ENTRIES SUPPLIED -
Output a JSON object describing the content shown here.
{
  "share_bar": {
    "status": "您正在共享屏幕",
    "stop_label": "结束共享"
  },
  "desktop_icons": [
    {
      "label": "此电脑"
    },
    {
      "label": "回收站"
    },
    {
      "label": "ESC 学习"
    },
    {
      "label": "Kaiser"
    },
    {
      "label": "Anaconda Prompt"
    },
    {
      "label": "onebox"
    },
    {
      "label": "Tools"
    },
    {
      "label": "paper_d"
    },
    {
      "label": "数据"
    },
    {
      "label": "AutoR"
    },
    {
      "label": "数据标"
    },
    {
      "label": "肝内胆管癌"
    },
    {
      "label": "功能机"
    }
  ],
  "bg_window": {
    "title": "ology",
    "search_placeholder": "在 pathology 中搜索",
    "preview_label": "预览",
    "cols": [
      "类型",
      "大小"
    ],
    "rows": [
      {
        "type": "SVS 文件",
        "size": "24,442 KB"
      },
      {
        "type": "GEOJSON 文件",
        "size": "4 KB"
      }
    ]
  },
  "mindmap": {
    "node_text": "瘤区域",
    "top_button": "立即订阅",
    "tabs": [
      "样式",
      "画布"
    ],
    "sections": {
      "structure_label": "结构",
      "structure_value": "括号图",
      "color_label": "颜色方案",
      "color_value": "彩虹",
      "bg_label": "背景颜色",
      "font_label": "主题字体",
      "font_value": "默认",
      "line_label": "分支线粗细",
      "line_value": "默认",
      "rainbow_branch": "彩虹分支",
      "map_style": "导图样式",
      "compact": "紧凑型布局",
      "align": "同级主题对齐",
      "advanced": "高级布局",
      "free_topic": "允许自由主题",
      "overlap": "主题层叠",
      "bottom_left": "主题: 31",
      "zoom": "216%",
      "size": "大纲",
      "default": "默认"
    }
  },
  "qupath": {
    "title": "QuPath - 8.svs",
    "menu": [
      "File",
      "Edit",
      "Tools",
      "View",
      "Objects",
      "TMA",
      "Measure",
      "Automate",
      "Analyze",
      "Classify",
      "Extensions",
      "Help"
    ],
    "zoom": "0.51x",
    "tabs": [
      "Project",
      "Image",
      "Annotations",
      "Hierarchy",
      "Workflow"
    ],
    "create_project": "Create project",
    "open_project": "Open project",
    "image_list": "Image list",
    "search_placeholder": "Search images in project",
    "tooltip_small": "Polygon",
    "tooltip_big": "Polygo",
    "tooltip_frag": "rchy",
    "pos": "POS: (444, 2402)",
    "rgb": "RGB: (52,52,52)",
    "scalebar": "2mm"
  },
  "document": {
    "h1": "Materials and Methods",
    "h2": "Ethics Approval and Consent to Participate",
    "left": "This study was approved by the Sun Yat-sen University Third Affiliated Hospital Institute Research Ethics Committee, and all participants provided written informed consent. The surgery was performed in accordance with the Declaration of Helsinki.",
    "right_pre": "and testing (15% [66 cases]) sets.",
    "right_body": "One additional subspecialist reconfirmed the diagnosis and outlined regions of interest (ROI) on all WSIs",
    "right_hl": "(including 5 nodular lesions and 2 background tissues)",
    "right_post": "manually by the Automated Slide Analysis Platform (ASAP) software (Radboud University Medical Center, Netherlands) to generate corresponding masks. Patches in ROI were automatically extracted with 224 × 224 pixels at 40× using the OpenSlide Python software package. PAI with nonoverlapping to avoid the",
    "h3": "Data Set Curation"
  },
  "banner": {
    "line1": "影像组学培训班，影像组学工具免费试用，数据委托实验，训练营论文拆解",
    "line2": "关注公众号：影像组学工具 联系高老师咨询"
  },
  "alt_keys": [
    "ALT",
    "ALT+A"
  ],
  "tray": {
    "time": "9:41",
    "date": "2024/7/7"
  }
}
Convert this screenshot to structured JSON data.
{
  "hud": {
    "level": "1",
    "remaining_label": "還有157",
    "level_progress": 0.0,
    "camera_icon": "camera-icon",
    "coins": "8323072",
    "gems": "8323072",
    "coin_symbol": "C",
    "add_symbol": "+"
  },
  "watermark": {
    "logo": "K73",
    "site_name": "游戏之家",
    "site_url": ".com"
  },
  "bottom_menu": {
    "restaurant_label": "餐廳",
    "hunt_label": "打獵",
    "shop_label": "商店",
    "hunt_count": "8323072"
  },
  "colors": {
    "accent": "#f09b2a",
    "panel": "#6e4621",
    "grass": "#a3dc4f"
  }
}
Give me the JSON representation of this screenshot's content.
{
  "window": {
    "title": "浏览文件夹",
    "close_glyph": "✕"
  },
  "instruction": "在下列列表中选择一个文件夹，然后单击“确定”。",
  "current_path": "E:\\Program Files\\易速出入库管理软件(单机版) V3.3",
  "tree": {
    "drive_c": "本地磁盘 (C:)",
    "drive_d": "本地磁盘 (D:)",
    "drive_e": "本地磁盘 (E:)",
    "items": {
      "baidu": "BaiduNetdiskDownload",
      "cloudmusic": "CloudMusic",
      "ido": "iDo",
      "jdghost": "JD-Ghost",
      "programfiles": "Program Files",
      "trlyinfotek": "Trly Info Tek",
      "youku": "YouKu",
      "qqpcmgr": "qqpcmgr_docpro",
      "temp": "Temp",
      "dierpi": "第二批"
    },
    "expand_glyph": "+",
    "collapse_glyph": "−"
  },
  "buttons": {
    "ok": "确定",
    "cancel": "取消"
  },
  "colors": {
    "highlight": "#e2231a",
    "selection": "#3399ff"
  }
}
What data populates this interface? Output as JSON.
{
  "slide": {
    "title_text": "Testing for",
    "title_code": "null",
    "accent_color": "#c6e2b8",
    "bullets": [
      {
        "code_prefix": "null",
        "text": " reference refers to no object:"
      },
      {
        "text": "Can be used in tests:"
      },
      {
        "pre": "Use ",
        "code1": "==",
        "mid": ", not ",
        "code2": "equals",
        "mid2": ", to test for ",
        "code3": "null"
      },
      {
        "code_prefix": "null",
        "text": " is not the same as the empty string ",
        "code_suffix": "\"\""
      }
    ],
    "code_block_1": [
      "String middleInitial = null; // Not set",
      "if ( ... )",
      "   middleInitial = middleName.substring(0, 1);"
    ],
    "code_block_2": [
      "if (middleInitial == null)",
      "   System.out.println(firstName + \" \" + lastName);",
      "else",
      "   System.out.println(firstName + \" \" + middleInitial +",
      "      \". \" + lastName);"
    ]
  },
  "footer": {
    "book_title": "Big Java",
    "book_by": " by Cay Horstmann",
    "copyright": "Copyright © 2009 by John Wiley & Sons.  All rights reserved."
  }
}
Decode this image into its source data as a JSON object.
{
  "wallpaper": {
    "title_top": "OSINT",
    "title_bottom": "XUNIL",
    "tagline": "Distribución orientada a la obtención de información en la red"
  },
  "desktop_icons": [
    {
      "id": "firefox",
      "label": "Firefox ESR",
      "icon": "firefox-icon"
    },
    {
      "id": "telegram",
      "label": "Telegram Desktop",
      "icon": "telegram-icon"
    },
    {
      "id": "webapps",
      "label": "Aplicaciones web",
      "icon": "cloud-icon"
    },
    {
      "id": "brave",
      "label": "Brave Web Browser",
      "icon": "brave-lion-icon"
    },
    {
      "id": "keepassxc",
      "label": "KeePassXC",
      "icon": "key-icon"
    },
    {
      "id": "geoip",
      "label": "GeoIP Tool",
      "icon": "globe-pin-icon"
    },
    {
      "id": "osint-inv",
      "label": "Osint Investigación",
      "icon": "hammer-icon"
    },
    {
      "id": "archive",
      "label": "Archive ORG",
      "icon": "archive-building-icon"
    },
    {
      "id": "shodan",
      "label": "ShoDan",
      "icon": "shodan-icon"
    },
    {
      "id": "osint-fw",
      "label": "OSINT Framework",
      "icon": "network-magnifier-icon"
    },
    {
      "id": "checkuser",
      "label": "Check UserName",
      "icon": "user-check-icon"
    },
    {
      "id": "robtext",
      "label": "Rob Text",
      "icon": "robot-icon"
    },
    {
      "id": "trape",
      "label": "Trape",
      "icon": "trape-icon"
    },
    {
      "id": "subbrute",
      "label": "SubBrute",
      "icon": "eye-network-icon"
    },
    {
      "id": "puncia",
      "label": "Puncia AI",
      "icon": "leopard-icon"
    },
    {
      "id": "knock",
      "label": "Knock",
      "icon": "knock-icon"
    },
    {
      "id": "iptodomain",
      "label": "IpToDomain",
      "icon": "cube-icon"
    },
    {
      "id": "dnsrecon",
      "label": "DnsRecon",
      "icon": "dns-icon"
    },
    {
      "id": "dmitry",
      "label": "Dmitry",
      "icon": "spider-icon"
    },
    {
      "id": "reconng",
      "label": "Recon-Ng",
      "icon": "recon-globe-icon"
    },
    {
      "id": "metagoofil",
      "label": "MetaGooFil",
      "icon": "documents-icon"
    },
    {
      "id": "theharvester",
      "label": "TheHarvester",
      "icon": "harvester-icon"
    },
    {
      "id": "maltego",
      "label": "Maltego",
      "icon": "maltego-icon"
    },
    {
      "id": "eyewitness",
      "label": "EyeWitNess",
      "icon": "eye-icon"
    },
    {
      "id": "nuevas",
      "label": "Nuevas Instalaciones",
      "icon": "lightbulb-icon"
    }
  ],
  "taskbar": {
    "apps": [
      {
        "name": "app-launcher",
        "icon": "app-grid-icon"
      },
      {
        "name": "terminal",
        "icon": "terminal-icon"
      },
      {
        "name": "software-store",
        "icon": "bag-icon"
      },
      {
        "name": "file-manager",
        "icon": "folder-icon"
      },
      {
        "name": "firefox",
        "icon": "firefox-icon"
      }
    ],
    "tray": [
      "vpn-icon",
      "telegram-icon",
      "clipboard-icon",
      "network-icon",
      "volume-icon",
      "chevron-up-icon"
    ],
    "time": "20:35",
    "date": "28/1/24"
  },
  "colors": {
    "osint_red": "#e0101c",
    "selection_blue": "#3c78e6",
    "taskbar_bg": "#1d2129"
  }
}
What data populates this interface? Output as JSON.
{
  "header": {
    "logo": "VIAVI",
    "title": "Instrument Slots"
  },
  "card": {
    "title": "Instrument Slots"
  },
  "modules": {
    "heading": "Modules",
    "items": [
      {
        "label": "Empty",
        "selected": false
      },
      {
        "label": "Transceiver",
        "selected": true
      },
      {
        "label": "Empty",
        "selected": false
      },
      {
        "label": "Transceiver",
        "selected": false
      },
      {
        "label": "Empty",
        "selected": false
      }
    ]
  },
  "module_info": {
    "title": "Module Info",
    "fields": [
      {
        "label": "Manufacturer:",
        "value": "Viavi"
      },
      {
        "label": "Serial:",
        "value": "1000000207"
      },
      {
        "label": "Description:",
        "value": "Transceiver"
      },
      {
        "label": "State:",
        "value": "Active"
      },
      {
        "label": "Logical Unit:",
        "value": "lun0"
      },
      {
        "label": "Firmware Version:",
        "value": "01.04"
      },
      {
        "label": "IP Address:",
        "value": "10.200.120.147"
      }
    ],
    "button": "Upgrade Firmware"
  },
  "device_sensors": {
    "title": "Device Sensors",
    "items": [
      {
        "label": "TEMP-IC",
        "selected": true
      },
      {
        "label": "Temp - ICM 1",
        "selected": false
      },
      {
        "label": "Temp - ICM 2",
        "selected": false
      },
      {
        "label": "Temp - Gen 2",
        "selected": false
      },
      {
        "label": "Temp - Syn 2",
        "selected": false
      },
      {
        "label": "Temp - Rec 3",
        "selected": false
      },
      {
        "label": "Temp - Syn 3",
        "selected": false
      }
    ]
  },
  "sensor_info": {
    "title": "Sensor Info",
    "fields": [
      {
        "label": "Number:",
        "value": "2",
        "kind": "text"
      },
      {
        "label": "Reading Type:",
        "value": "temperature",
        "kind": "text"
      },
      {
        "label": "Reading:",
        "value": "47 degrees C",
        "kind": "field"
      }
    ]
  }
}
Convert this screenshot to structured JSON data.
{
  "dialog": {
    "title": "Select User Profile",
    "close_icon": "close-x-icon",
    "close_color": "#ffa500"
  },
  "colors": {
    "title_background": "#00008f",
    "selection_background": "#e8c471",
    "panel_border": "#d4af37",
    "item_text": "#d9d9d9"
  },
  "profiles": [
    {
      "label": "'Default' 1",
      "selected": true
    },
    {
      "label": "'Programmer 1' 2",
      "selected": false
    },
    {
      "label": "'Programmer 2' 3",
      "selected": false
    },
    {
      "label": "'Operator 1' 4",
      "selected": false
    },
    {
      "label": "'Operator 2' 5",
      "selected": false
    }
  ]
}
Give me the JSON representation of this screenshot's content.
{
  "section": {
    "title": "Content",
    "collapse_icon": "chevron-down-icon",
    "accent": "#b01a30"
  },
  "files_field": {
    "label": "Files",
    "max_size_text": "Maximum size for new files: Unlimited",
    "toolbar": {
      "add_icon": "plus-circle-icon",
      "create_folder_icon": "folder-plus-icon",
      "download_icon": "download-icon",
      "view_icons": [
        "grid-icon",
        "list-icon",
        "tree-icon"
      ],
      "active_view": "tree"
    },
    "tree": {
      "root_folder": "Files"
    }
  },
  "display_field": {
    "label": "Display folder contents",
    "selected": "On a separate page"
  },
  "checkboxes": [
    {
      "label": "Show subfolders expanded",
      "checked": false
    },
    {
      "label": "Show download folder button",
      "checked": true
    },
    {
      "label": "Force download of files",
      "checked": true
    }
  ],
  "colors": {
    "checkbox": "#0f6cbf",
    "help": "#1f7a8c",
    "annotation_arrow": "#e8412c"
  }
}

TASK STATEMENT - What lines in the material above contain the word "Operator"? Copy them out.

RESPONSE TO THIS TASK -
      "label": "'Operator 1' 4",
      "label": "'Operator 2' 5",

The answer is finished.